In this column I have stressed that more medical care does not necessarily equal better care in the US. We are blessed to have access to some of the most sophisticated medical-technological interventions available. They can be life-saving. They can also be life-extending, but result in painful, low quality life for patients.
What is unique about this proposal is that it includes financial incentives to providers who participate in the process. Under two proposed models, doctors, nurses, and spiritual providers would work to develop and implement a care programs for those in advanced states of disease. “You have to provide sufficient payment to deliver high quality interdisciplinary care,” according to Dr. Phil Rodgers, who helped developed the model.
There are some who argue that practicing good medicine should be incentive enough and additional payments should not be necessary.
Since we are already spending nearly 18% of our GDP on health care, it can be argued that we definitely do not need to spend more. However, health care in our society is monetized in a capitalistic “for profit” approach. Therefore, to encourage certain behavior, the providers need a financial incentive. If the result is a net savings as well as improved care, then the system is satisfied.
A 2016 piece written by Dr. Bruce Bartlow of Shasta Critical Care Consultants titled “Ethics of ICU Care for the Elderly” addresses this topic in great detail. The article examines the ethical aspects of how we care for our acutely ill patients.
His premise is consistent with the proposed rules in that it argues that we must be attentive to what results in the best quality of life for the patient. He examines the ethical dilemas that face the children of the elderly as they change roles into the role of caretaking an elderly parent. He shares his experience of the ways in which an individual will change their directions to the physican when the cost comes from their own pocket rather than Medicare or other insurance..
He explains that many people create an Advanced Directive believing that solves the problem of informing their families and physicians of their intentions for end of life care: “ Many AD’s spell out what appears to be a DNR (Do Not Resuscitate order) as follows: “I do not wish life sustaining measures if (a) the burden outweighs the likely benefit, (b) I have irreversible coma, or (c) it will only delay my death.”
When patients sign this, very few of them or their surrogates realize that: (a) They have no idea what burdens (risk, suffering) are headed their way, nor have they begun to consider what amount of damage would be acceptable for what outcome (benefit, quality of life); (b) irreversible coma usually takes weeks to months to predict, and (c) every breath we take delays our death. At precisely what point do we conclude those breaths are no longer in our best interest?”

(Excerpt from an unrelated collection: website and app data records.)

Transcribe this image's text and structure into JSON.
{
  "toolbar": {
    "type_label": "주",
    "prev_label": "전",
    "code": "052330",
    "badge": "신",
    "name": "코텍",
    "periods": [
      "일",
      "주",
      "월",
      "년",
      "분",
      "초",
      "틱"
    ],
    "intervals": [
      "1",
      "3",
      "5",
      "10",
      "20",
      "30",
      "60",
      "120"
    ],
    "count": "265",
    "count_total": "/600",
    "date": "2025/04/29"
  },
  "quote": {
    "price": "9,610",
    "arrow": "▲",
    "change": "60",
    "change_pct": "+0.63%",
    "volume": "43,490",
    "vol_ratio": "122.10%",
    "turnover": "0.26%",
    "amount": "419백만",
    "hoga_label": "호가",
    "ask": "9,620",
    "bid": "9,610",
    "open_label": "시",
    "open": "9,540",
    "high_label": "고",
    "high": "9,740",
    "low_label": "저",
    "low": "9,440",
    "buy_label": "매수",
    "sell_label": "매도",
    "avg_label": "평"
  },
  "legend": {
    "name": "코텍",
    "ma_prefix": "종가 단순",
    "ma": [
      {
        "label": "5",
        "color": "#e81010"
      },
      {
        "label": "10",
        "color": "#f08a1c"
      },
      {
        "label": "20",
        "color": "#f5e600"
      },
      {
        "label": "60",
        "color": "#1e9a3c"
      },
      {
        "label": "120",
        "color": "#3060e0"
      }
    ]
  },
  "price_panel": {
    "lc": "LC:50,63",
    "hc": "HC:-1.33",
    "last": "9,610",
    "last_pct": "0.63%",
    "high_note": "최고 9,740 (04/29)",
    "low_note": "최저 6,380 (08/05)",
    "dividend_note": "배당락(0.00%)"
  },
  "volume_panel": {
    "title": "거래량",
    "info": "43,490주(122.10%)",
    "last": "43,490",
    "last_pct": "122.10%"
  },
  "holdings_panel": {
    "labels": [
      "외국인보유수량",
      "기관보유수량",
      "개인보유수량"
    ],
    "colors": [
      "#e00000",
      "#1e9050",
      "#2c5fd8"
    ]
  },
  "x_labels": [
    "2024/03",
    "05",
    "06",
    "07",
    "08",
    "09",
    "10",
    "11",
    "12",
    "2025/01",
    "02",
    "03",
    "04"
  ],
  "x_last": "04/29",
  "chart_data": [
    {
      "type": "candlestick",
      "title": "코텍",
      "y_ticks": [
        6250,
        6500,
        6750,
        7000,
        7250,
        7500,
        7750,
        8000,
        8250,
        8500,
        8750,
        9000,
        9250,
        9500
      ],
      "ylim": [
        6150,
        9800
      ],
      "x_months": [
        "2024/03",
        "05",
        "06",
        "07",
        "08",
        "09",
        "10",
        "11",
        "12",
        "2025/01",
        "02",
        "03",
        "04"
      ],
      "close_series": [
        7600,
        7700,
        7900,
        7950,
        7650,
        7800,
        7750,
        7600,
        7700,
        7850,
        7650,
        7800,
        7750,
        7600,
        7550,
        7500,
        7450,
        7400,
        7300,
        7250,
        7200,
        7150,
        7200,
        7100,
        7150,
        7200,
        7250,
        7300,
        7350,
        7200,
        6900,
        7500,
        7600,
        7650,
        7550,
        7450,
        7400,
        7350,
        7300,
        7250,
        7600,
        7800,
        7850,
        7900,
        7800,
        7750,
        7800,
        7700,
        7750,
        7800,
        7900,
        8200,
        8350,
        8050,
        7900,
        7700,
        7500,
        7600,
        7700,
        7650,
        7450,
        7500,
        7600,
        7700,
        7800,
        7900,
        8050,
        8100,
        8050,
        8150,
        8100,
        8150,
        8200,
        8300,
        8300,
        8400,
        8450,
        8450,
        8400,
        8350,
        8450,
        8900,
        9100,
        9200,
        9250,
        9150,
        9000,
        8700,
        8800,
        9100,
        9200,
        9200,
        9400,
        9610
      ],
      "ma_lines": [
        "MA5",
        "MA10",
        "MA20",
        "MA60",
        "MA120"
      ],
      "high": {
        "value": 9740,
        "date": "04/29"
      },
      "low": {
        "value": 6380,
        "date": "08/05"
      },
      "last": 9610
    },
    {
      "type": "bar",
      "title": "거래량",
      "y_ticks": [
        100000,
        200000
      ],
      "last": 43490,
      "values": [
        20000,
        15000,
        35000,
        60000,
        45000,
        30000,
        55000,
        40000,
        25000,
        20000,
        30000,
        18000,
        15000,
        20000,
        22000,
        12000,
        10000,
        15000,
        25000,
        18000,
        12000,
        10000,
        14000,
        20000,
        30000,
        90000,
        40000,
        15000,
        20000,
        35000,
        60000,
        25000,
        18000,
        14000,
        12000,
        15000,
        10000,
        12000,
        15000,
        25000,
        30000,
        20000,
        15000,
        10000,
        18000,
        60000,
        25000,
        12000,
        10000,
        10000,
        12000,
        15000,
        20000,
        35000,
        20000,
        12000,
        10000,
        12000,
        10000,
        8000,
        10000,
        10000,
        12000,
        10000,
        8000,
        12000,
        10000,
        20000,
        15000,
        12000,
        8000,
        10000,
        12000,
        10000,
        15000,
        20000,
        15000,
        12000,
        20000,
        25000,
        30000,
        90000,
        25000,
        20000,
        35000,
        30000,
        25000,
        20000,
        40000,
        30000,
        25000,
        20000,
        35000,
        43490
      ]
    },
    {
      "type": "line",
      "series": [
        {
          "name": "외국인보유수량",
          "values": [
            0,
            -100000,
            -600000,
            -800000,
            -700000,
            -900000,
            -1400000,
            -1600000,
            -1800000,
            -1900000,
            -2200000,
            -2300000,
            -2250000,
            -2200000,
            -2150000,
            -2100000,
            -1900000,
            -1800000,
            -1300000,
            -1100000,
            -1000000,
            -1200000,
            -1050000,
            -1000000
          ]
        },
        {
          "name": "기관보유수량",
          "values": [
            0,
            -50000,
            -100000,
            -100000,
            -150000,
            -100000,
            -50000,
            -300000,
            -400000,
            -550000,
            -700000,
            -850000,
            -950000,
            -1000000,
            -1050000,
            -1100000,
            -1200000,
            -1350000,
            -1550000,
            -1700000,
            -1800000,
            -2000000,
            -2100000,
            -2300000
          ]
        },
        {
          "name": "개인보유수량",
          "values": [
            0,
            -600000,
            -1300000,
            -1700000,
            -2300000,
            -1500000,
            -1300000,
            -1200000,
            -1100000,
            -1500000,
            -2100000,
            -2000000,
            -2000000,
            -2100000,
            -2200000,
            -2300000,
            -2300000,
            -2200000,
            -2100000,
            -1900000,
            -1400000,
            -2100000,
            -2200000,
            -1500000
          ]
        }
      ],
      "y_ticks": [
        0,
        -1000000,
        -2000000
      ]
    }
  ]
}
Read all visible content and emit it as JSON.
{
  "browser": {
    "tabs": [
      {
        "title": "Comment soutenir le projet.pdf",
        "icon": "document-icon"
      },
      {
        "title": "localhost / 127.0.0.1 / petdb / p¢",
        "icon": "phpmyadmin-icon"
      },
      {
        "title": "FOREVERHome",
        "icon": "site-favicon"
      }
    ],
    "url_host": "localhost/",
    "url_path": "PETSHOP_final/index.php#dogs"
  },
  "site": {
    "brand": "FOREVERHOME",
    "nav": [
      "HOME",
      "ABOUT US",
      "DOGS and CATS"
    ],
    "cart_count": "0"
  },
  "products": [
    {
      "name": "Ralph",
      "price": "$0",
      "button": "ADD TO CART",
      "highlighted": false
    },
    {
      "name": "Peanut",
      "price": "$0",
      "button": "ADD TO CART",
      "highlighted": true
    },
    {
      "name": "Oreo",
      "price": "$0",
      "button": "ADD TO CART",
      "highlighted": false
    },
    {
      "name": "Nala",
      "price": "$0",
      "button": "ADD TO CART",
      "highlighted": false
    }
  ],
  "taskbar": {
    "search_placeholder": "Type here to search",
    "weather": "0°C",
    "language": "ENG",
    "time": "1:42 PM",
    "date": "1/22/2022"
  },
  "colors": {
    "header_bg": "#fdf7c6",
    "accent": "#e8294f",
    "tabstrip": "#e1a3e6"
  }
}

Health care providers are uniquely positioned to assist families at this critical time if they are well informed. In fact in his own practice Dr. Bartlow proceeds in this manner. “I begin end of life (EOL) discussions, “I’m not asking you to decide if your mother/father lives or dies. Their illness will decide. I’m asking you to tell me what they would be saying if they could: how much they would want me to put them through to attain what quality of life, and what scene they would want at the end. Then I can tell you what I can achieve. If the best I can do is a death they would have hoped for, I’ll tell you how we can get there.” After they get over the shock that it’s not their, but their parent’s choice, almost uniformly they appreciate having the burden lifted.”
It is intriguing to me that that we are not hearing any reporting labeling these proposals as “death panels” like we did during the implementation of the ACA (Affordable Care Act, aka Obamacare). The ACA simply included provisions that would pay a primary care provider for having “end of life issues” discussion with a patient as a standard office visit. It will be interesting to see how this action is characterized as the discussion proceeds.